In Ontario factories, pre-start health and safety reviews (PSHSRs or PSRs) are required before certain equipment or processes are put into operation to keep workers safe. This guideline will help workplace parties understand their obligations to comply with Section 7 of Regulation 851, Industrial Establishments, (the Industrial Establishments Regulation) under the Occupational Health and Safety Act (OHSA).

Owners, employers, supervisors and workers have responsibilities under the OHSA and its regulations. They must be familiar with and comply with those requirements, including the PSR requirements. For information about the OHSA, refer to the Guide to the Occupational Health and Safety Act.

This guideline is intended for someone carrying out a PSR⁠, such as an engineer, and to help people understand the requirements for PSRs, such as:

  • an owner
  • a lessee
  • an employer
  • a health and safety representative
  • members of the joint health and safety committee

This resource does not replace the Occupational Health and Safety Act (OHSA) and its regulations and should not be used as or considered legal advice. Health and safety inspectors apply and enforce these laws based on the facts they find in the workplace.

Purpose of PSRs

An owner, lessee or employer must ensure that workers will be protected when they use any apparatus, structure, protective element, or process in the workplace, in accordance with the OHSA and its regulations.

Section 7 of the Industrial Establishments Regulation may additionally require that a PSR be carried out before an apparatus, structure, protective element, or process is used in a factory, and preferably at the design stage, to identify any areas of non-compliance.

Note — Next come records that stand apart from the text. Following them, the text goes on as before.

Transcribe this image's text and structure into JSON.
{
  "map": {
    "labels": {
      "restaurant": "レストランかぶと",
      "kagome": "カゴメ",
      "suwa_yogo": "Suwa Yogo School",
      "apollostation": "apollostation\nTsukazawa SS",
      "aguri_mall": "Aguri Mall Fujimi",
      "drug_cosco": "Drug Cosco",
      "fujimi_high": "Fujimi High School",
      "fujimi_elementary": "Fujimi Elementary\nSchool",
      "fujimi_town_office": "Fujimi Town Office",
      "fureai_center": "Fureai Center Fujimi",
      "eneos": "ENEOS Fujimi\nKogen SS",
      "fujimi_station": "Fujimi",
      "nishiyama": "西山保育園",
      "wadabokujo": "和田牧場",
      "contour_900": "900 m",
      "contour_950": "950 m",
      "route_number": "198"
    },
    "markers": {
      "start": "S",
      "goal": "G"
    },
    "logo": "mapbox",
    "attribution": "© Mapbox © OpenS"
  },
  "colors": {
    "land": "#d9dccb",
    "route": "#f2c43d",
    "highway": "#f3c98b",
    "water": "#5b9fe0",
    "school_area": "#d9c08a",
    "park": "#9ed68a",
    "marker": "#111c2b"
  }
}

A PSR identifies hazards associated with the equipment, structure or process that could expose a worker to injury during routine operation. The goal of a PSR is hazard elimination or control before the apparatus, protective element, structure or process is started up or used in a factory.

Integrating health and safety early—at the design stage and before the equipment is used—is a cost-effective and proactive way to prevent worker illness or injury. The benefits include:

  • direct savings from minimizing retrofitting
  • less downtime and replacement of equipment
  • savings in workplace insurance claims due to fewer illnesses and injuries, and
  • most importantly, maintaining health and safety in the workplace


There are several terms used in Section 7 of the Industrial Establishments Regulation which are defined only for the purpose of Section 7:

Equipment, machine or device.
Applicable provision
An applicable provision of this Regulation that is listed in the Table.
Protective element
A shield, a guard, an operating control acting as a guard, a locking device or any other device preventing access.
Spray booth
A spray booth as defined in O. Reg. 213/07 (Fire Code) made under the Fire Protection and Prevention Act, 1997.
The Table to section 7. In this guideline, wherever the term “Table” is used, it means the Table to section 7.

The following terms are not defined in regulation but are explained here for the purpose of this guideline.

Activities or work on an existing apparatus, structure, protective element or process that restore it to its original state as designed and installed.
Activities or work on an apparatus, structure, protective element or process that change it from its original or current design and installation parameters. A modification could be the replacement of a part with a non-identical part or changing the chemicals used in a process. Modifications may result in non-compliance with the applicable provisions and new control measures, such as engineering controls, may be required to restore compliance.
To operate the equipment or machine for the purpose it was built or operating in production mode.